WSC304 Wine Chemistry (8)


This subject is a study of the application of chemical principles to wine stability. Wine stability includes the study of bentonite fining, protein and PVPP fining agents, fining with copper ion, blue fining, potassium hydrogen tartrate precipitation, ion-exchange processes, polysaccharides and the use of enzymes in winemaking.  This subject commences in session 1 and concludes in session 2 in the calendar year of enrolment. Students must enrol in both sessions 1 and 2. It is not possible to commence this subject in session 2.
Distance Education students are required to attend a compulsory residential school as a requirement for this subject.

+ Subject Availability Modes and Location

Session 1
Distance*Wagga Wagga Campus
Session 2
Distance*Wagga Wagga Campus
*This subject offering contains a residential school. Please view following information for further details.
Continuing students should consult the SAL for current offering details: WSC304
Where differences exist between the Handbook and the SAL, the SAL should be taken as containing the correct subject offering details.

Subject information

Duration Grading System School:
Two sessionsHD/FLSchool of Agricultural and Wine Sciences

Assumed Knowledge

This subject assumes that you have a knowledge of chemistry and microbiology at first year university level. It also assumes that you have a good knowledge at tertiary study level of winemaking science and principles, and also some fundamentals of biochemistry. That knowledge is normally gained through study of the prerequisite subjects MCR101 Foundations of Microbiology,  CHM115 Chemistry 1A, CHM107 Chemistry 1B and Wine Science 1.

Enrolment restrictions

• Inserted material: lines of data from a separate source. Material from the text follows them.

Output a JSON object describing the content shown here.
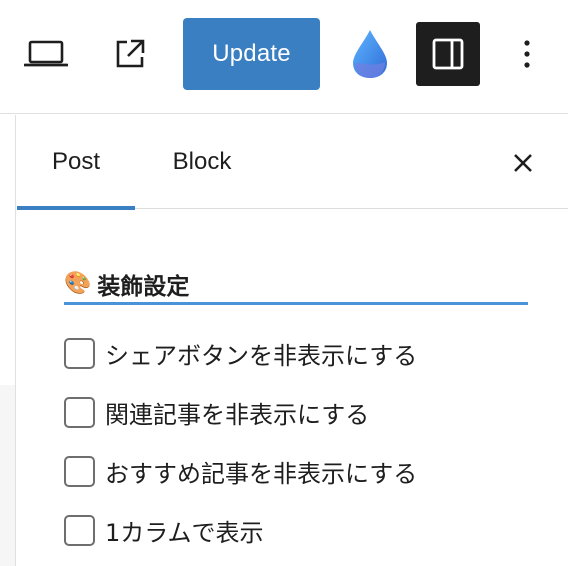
{
  "toolbar": {
    "update_label": "Update",
    "icons": {
      "device_preview": "laptop-icon",
      "view_post": "external-link-icon",
      "plugin": "water-drop-icon",
      "settings": "sidebar-toggle-icon",
      "more": "vertical-ellipsis-icon"
    },
    "colors": {
      "update_bg": "#3a7fc1",
      "settings_bg": "#1e1e1e"
    }
  },
  "sidebar": {
    "tabs": [
      {
        "label": "Post",
        "active": true
      },
      {
        "label": "Block",
        "active": false
      }
    ],
    "close_icon": "close-icon",
    "section": {
      "emoji": "🎨",
      "title": "装飾設定"
    },
    "options": [
      {
        "label": "シェアボタンを非表示にする",
        "checked": false
      },
      {
        "label": "関連記事を非表示にする",
        "checked": false
      },
      {
        "label": "おすすめ記事を非表示にする",
        "checked": false
      },
      {
        "label": "1カラムで表示",
        "checked": false
      }
    ],
    "colors": {
      "accent": "#3a7fc1",
      "underline": "#4a93d8"
    }
  }
}
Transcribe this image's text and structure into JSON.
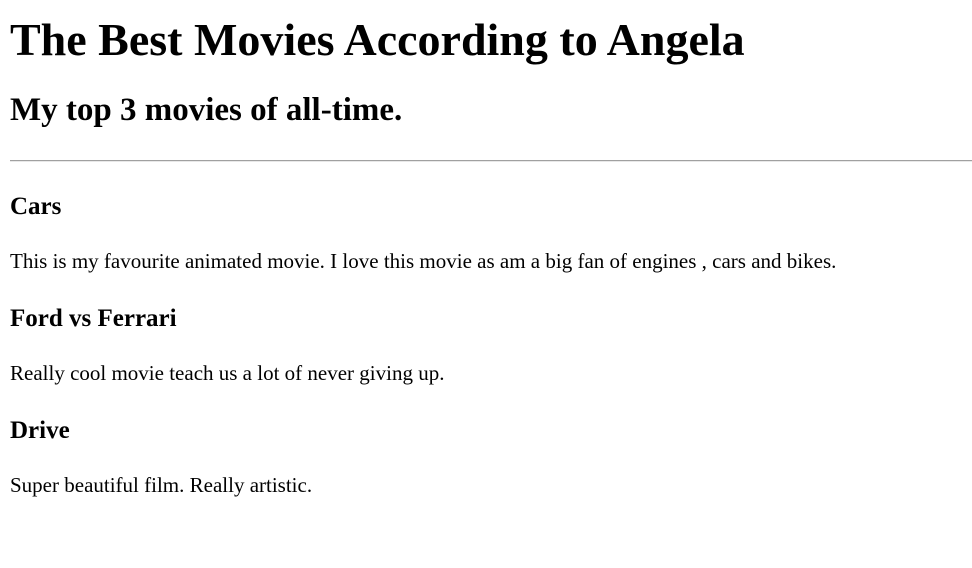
{
  "page": {
    "title": "The Best Movies According to Angela",
    "subtitle": "My top 3 movies of all-time."
  },
  "movies": [
    {
      "title": "Cars",
      "description": "This is my favourite animated movie. I love this movie as am a big fan of engines , cars and bikes."
    },
    {
      "title": "Ford vs Ferrari",
      "description": "Really cool movie teach us a lot of never giving up."
    },
    {
      "title": "Drive",
      "description": "Super beautiful film. Really artistic."
    }
  ]
}
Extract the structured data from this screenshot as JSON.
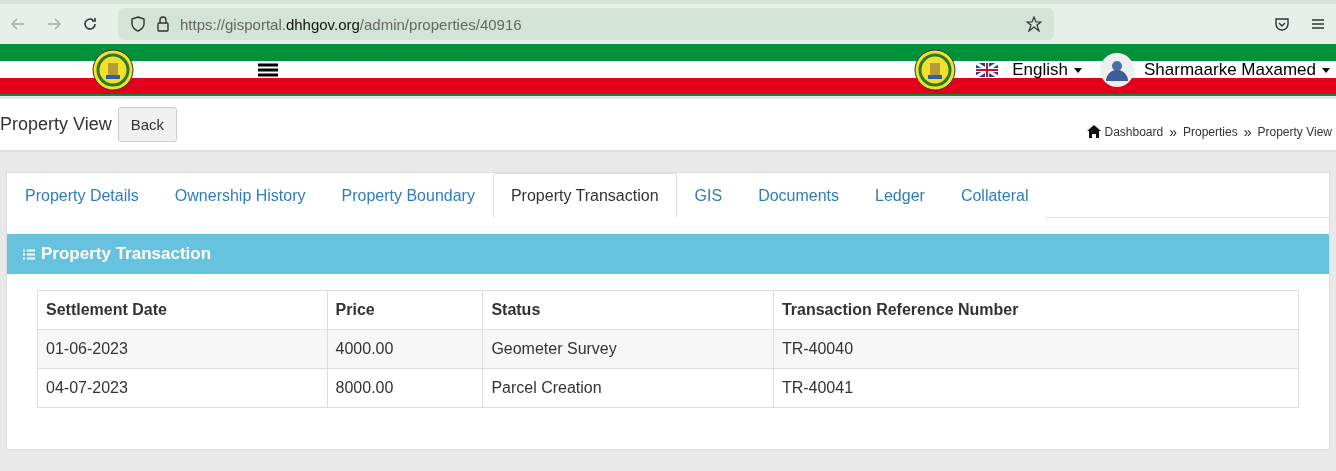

Enrolment is restricted to students enrolled in the Bachelor of Wine Science, the Bachelor of Viticulture and the Bachelor of Viticulture and Wine Science.

Learning Outcomes

Upon successful completion of this subject, students should:
  • Be able to successfully use chemical principles to interpret and assess the impact of winemaking conditions on wine stability;
  • be able to demonstrate how and why chemical principles influence the task of fining and stabilising wines, and be able to demonstrate this awareness in their selection of fining agents and interpretation of their performance;
  • be able to demonstrate competence in the performance and interpretation of fining trials;
  • be able to demonstrate an understanding of the action of enzyme treatments used in winemaking, particularly enzymes of microbial origin.


The subject will cover the following topics:
  • Ionic and hydrogen-bonding interactions, and their application to protein stability, acidification, and bitartrate stability, lattice formation and solubility;
  • Pectolytic, glucanase and glycosidase enzyme action; other potential enzyme treatments; enzymes of microorganisms.

Residential School

This subject contains a compulsory 3 day residential school. The three-day residential school is compulsory and is held in the mid-year residential school period.  It will require laboratory analysis, practical work in the University's experimental winery, and wine assessment. This will develop the student's ability to formulate strategies to improve wine through fining processes and provide experience of the performance and interpretation of fining trials.

The residential school will also present tutorial sessions that focus on development of an understanding of the subjects fundamental concepts.  

Specialised Resources

Students are required to attend the compulsory residential school which will involve travel expenses and a time commitment. 
Students will also be required to purchase a lab coat and safety goggles which are compulsory for lab based practicals.


The information contained in the 2016 CSU Handbook was accurate at the date of publication: 06 September 2016. The University reserves the right to vary the information at any time without notice.